July 6, 2011
Hours after the National Association of REALTORS® announced an 8.2 percent jump in May prices, CoreLogic confirmed its May numbers show a second consecutive month-over-month increase.
According to the CoreLogic Home Price Index, national home prices—including distressed sales—increased by 0.8 percent in May 2011 compared to April 2011. On a year-over-year basis, home prices declined by 7.4 percent in May 2011 compared to May 2010 after declining by 6.7 percent in April 2011 compared to April 2010. Excluding distressed sales, year-over-year prices declined by 0.4 percent in May 2011 compared to May 2010 and by 0.8 percent in April 2011 compared to April 2010. Distressed sales include short sales and real estate owned (REO) transactions.
“Two consecutive months of month-over-month growth and continued relative strength in the non-distressed market segment are positive seasonal signs in the housing market. Slowly declining shadow inventory and stabilized negative equity levels are also positive signs. Nonetheless, the fragile economic recovery is still critical to the long-term recovery in the housing market,” says Mark Fleming, chief economist for CoreLogic.
National Highlights as of May 2011:
• Including distressed sales, the five states with the highest appreciation were: New York (+4.4 percent), Vermont (+3.9 percent), North Dakota (+3.8 percent), Hawaii (+2.5 percent) and the District of Columbia (+0.5 percent).
• Including distressed sales, the five states with the greatest depreciation were: Idaho (-16.4 percent), Michigan (-12.9 percent), Arizona (-12.1percent), Illinois (-11.8 percent) and Nevada (-11.6 percent).
• Excluding distressed sales, the five states with the highest appreciation were: West Virginia (+10.1 percent), Hawaii (+9.0 percent), North Dakota (+8.6 percent), Vermont (+6.3 percent) and New York (+6.1 percent).
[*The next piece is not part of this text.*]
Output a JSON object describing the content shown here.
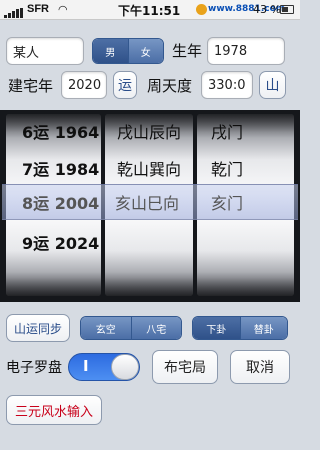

• Excluding distressed sales, the five states with the greatest depreciation were: Nevada (-9.8 percent), Idaho (-7.9 percent), Arizona (-7.0 percent), South Dakota (-6.1 percent) and Minnesota (-5.0 percent).
• Including distressed transactions, the peak-to-current change in the national HPI (from April 2006 to May 2011) was -32.7 percent. Excluding distressed transactions, the peak-to-current change in the HPI for the same period was -21.2 percent.
• Of the top 100 Core Based Statistical Areas (CBSAs) measured by population, 91 are showing year-over-year declines in May, unchanged from April.